Home and Exile, by Chinua Achebe
If a Chinua Achebe book you've never seen before comes across the donation table, you've got to take it home, right? That's what I figured, anyway, and it turned out to be a quite interesting little book of three lectures that turned into essays.
The three essays have a continuous train of thought, exploring the beginnings of modern African literature. Starting with his own young days, in which the only novels about West Africa came from an outside perspective, he goes through the first stories that became available in the 1950s, starting with The Palm-Wine Drinkard, the initial book that opened the
gates. (This made me happy, since I have that novel sitting on my
pile...though I forgot to put it in my 20 Books of Summer list and now
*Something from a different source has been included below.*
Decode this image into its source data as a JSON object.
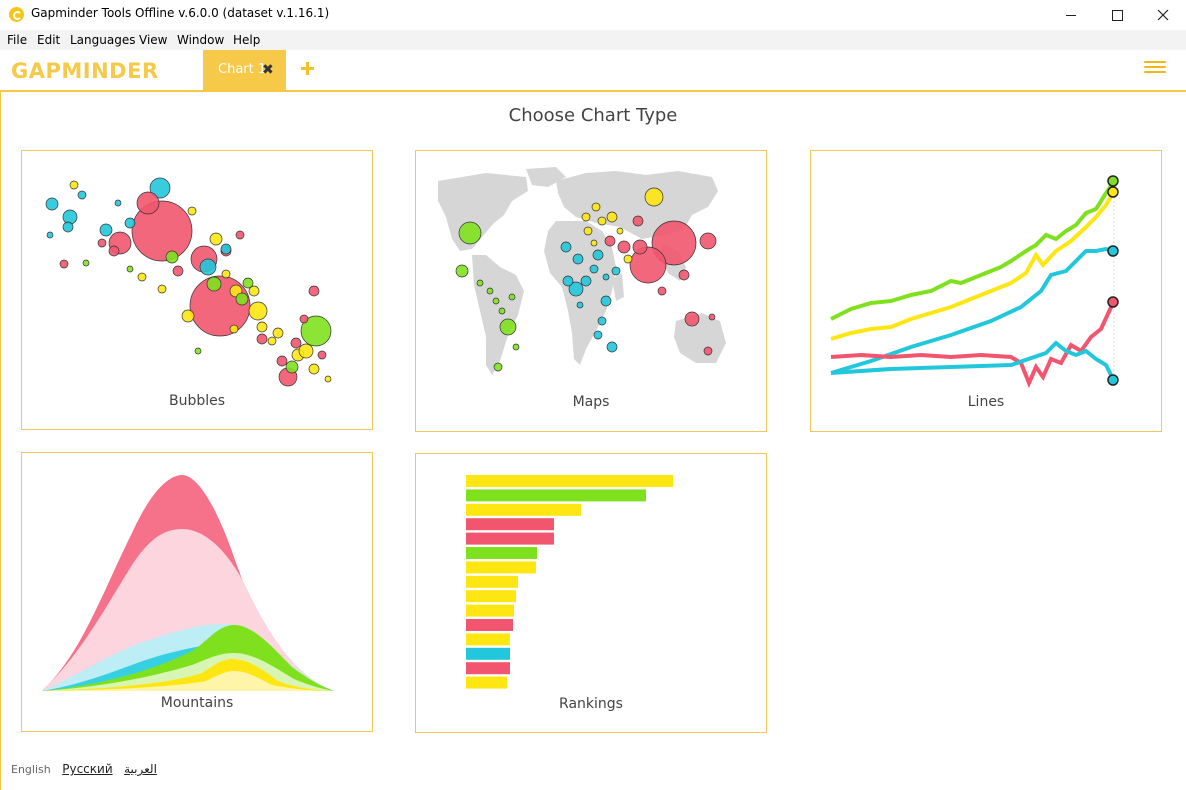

He dissects a few novels: Mister Johnson, by Joyce Cary, which first gave Achebe a clue that stories could have an agenda, The Palm-Wine Drinkard, and V. S. Naipaul's A Bend in the River, of which Achebe is really not a big fan. (I didn't quite know what to make of it when I read it.)
Interesting essays if you're a literary type.